Write out all of the data again, exactly as it reads.

══ Data supplied ══

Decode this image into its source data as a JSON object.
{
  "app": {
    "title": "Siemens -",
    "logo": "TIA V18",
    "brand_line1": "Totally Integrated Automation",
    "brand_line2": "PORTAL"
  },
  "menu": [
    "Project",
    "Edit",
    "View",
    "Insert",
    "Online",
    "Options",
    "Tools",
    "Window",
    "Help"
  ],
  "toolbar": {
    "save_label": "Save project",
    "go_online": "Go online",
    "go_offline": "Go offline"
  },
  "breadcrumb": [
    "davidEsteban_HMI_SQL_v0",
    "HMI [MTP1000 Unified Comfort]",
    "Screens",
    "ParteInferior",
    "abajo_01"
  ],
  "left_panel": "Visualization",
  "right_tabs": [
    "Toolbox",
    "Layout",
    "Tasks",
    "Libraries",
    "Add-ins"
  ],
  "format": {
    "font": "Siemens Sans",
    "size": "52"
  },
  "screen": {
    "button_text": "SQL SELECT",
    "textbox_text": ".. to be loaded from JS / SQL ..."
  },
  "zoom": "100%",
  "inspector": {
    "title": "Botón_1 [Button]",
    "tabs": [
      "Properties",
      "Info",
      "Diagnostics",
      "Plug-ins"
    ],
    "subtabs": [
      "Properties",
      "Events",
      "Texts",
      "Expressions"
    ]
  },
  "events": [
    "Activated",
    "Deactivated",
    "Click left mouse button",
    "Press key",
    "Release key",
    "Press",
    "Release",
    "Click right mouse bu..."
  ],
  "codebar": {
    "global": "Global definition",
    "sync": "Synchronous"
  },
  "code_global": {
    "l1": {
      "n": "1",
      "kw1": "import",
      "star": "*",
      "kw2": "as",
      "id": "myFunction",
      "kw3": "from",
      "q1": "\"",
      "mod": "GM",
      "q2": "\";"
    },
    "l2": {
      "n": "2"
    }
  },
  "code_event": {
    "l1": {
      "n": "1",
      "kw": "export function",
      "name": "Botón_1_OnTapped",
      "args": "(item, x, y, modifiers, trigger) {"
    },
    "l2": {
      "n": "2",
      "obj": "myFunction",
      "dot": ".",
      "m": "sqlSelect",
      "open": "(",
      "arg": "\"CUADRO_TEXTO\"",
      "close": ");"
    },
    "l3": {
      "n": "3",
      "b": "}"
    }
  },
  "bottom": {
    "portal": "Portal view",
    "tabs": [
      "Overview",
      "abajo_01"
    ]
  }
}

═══

→ **Answer**:
Decode this image into its source data as a JSON object.
{
  "app": {
    "title": "Siemens -",
    "logo": "TIA V18",
    "brand_line1": "Totally Integrated Automation",
    "brand_line2": "PORTAL"
  },
  "menu": [
    "Project",
    "Edit",
    "View",
    "Insert",
    "Online",
    "Options",
    "Tools",
    "Window",
    "Help"
  ],
  "toolbar": {
    "save_label": "Save project",
    "go_online": "Go online",
    "go_offline": "Go offline"
  },
  "breadcrumb": [
    "davidEsteban_HMI_SQL_v0",
    "HMI [MTP1000 Unified Comfort]",
    "Screens",
    "ParteInferior",
    "abajo_01"
  ],
  "left_panel": "Visualization",
  "right_tabs": [
    "Toolbox",
    "Layout",
    "Tasks",
    "Libraries",
    "Add-ins"
  ],
  "format": {
    "font": "Siemens Sans",
    "size": "52"
  },
  "screen": {
    "button_text": "SQL SELECT",
    "textbox_text": ".. to be loaded from JS / SQL ..."
  },
  "zoom": "100%",
  "inspector": {
    "title": "Botón_1 [Button]",
    "tabs": [
      "Properties",
      "Info",
      "Diagnostics",
      "Plug-ins"
    ],
    "subtabs": [
      "Properties",
      "Events",
      "Texts",
      "Expressions"
    ]
  },
  "events": [
    "Activated",
    "Deactivated",
    "Click left mouse button",
    "Press key",
    "Release key",
    "Press",
    "Release",
    "Click right mouse bu..."
  ],
  "codebar": {
    "global": "Global definition",
    "sync": "Synchronous"
  },
  "code_global": {
    "l1": {
      "n": "1",
      "kw1": "import",
      "star": "*",
      "kw2": "as",
      "id": "myFunction",
      "kw3": "from",
      "q1": "\"",
      "mod": "GM",
      "q2": "\";"
    },
    "l2": {
      "n": "2"
    }
  },
  "code_event": {
    "l1": {
      "n": "1",
      "kw": "export function",
      "name": "Botón_1_OnTapped",
      "args": "(item, x, y, modifiers, trigger) {"
    },
    "l2": {
      "n": "2",
      "obj": "myFunction",
      "dot": ".",
      "m": "sqlSelect",
      "open": "(",
      "arg": "\"CUADRO_TEXTO\"",
      "close": ");"
    },
    "l3": {
      "n": "3",
      "b": "}"
    }
  },
  "bottom": {
    "portal": "Portal view",
    "tabs": [
      "Overview",
      "abajo_01"
    ]
  }
}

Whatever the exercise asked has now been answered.